The downturn in the computer book market is showing some signs of easing, Tim O'Reilly, founder and president of computer book publisher O'Reilly & Associates, reported during a visit to PW's offices. While 2001 was a tough year for computer book publishers (O'Reilly's "first down year," he said), O'Reilly told PW that "sales are picking up in the new year." He said "resurgent" interest in the Macintosh OS ("the Macintosh iBook is now the laptop of choice") is driving sales of David Pogue's bestselling Mac OS X: The Missing Manual.

Also an online publisher, O'Reilly emphasized that 85% of his business was still in print books. He said about 30% of his sales come from online retailers, with about 10% from sales made through the O'Reilly Web store (

O'Reilly has also teamed up with Pearson to launch Safari Books Online (News, Dec. 24, 2001), a venture that offers digital access to the top technology books from both publishers (including Pearson tech imprints Que, Addison-Wesley and Cisco) through a subscription Web site. "It's an information resource, a premium channel for definitive texts for technical information," said O'Reilly. The site allows an individual, a corporate IT department or a government or educational institution to select a library of technical titles that can be made available through customized accounts. Safari Books Online has also announced an agreement with ProQuest, an educational and reference information company, to market its services to libraries. The service will allow libraries to conduct searches across 20 technical categories.

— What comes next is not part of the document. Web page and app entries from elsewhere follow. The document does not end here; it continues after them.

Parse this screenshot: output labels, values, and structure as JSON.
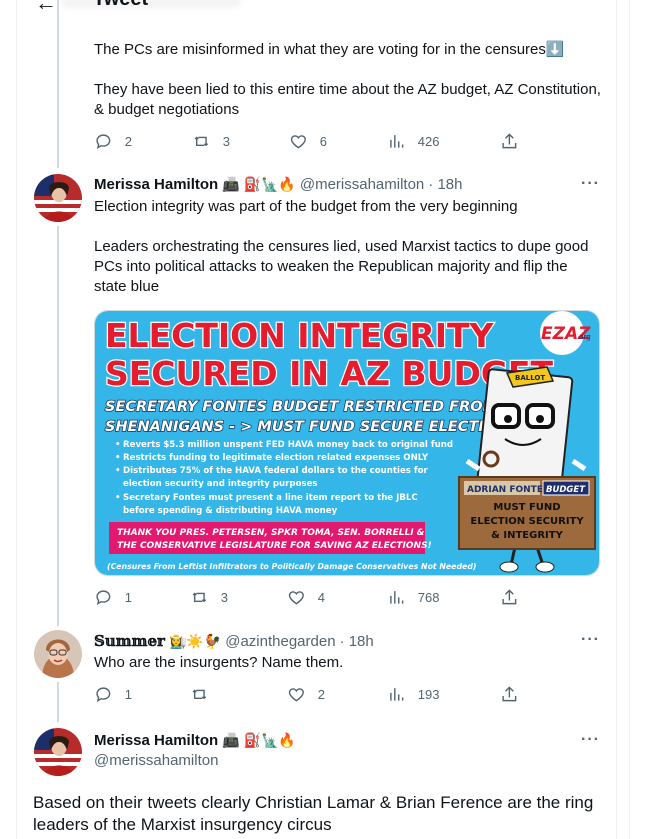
{
  "header": {
    "title": "Tweet",
    "back_icon": "arrow-left-icon"
  },
  "tweet1": {
    "paragraphs": [
      "The PCs are misinformed in what they are voting for in the censures⬇️",
      "They have been lied to this entire time about the AZ budget, AZ Constitution, & budget negotiations"
    ],
    "actions": {
      "replies": "2",
      "retweets": "3",
      "likes": "6",
      "views": "426"
    }
  },
  "tweet2": {
    "name": "Merissa Hamilton",
    "name_emojis": "📠 ⛽🗽🔥",
    "handle": "@merissahamilton",
    "time": "· 18h",
    "paragraphs": [
      "Election integrity was part of the budget from the very beginning",
      "Leaders orchestrating the censures lied, used Marxist tactics to dupe good PCs into political attacks to weaken the Republican majority and flip the state blue"
    ],
    "image": {
      "title1": "ELECTION INTEGRITY",
      "title2": "SECURED IN AZ BUDGET",
      "subtitle1": "SECRETARY FONTES BUDGET RESTRICTED FROM",
      "subtitle2": "SHENANIGANS - > MUST FUND SECURE ELECTIONS",
      "bullets": [
        "Reverts $5.3 million unspent FED HAVA money back to original fund",
        "Restricts funding to legitimate election related expenses ONLY",
        "Distributes 75% of the HAVA federal dollars to the counties for",
        "election security and integrity purposes",
        "Secretary Fontes must present a line item report to the JBLC",
        "before spending & distributing HAVA money"
      ],
      "thanks1": "THANK YOU PRES. PETERSEN, SPKR TOMA, SEN. BORRELLI &",
      "thanks2": "THE CONSERVATIVE LEGISLATURE FOR SAVING AZ ELECTIONS!",
      "footnote": "(Censures From Leftist Infiltrators to Politically Damage Conservatives Not Needed)",
      "ballot": "BALLOT",
      "badge": "EZAZ",
      "badge_sub": ".org",
      "sign_name": "ADRIAN FONTES",
      "sign_budget": "BUDGET",
      "sign1": "MUST FUND",
      "sign2": "ELECTION SECURITY",
      "sign3": "& INTEGRITY"
    },
    "actions": {
      "replies": "1",
      "retweets": "3",
      "likes": "4",
      "views": "768"
    }
  },
  "tweet3": {
    "name": "𝕊𝕦𝕞𝕞𝕖𝕣",
    "name_emojis": "👩‍🌾☀️🐓",
    "handle": "@azinthegarden",
    "time": "· 18h",
    "text": "Who are the insurgents? Name them.",
    "actions": {
      "replies": "1",
      "retweets": "",
      "likes": "2",
      "views": "193"
    }
  },
  "tweet4": {
    "name": "Merissa Hamilton",
    "name_emojis": "📠 ⛽🗽🔥",
    "handle": "@merissahamilton",
    "text": "Based on their tweets clearly Christian Lamar & Brian Ference are the ring leaders of the Marxist insurgency circus"
  },
  "colors": {
    "accent": "#1d9bf0",
    "secondary_text": "#536471",
    "border": "#eff3f4"
  }
}
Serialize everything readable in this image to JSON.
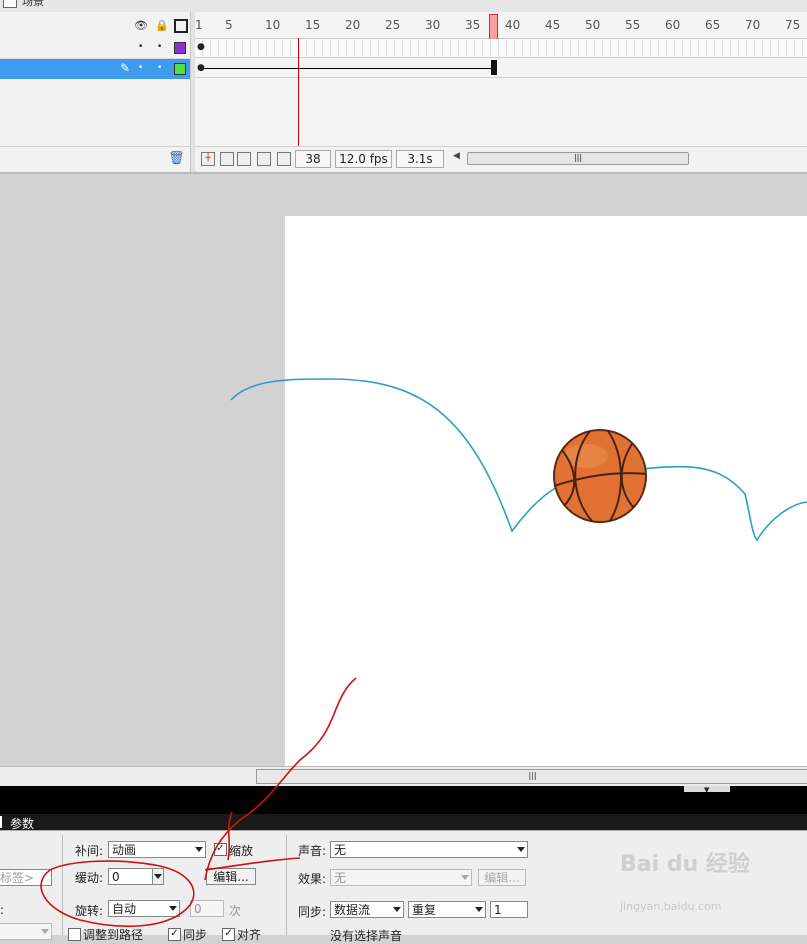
{
  "window": {
    "title": "场景"
  },
  "timeline": {
    "header_icons": {
      "eye": "eye-icon",
      "lock": "lock-icon",
      "outline": "outline-icon"
    },
    "ruler_labels": [
      "1",
      "5",
      "10",
      "15",
      "20",
      "25",
      "30",
      "35",
      "40",
      "45",
      "50",
      "55",
      "60",
      "65",
      "70",
      "75"
    ],
    "layers": [
      {
        "color": "#8a2fd0",
        "selected": false
      },
      {
        "color": "#4fe04f",
        "selected": true
      }
    ],
    "current_frame": "38",
    "frame_rate": "12.0 fps",
    "elapsed": "3.1s"
  },
  "properties": {
    "tab_label": "参数",
    "frame_label_placeholder": "标签>",
    "tween_label": "补间:",
    "tween_value": "动画",
    "scale_label": "缩放",
    "ease_label": "缓动:",
    "ease_value": "0",
    "edit_button": "编辑...",
    "rotate_label": "旋转:",
    "rotate_value": "自动",
    "rotate_count": "0",
    "rotate_unit": "次",
    "orient_label": "调整到路径",
    "sync_label": "同步",
    "snap_label": "对齐",
    "sound_label": "声音:",
    "sound_value": "无",
    "effect_label": "效果:",
    "effect_value": "无",
    "effect_edit_button": "编辑...",
    "sync2_label": "同步:",
    "sync_value": "数据流",
    "repeat_value": "重复",
    "repeat_count": "1",
    "no_sound_text": "没有选择声音"
  },
  "watermark": {
    "logo": "Bai du 经验",
    "url": "jingyan.baidu.com"
  },
  "colors": {
    "selection": "#3d9cf0",
    "motion_path": "#2a9fc8",
    "ball": "#e07030",
    "annotation": "#d01010"
  }
}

Founded in 1978 by a group of former programmers and systems administrators, O'Reilly has a track record of spotting technology trends and releasing the first books on them. O'Reilly was among the first to publish books about the World Wide Web and Linux operating system, and these days he points to the field of "bio-informatics" the use of computers to study biological data. "We evangelize for new technology," said O'Reilly. "Our mission is to transform the world by finding and supporting innovators."

Like other tech publishers, he suggested that e-books need to be cheaper and "either bigger or smaller" i.e., include more detailed information or only the most essential. And he prophesies that full-text O'Reilly reference books may turn up in the form of an e-book help file on software programs in the future. "We need to look into how information can best be delivered."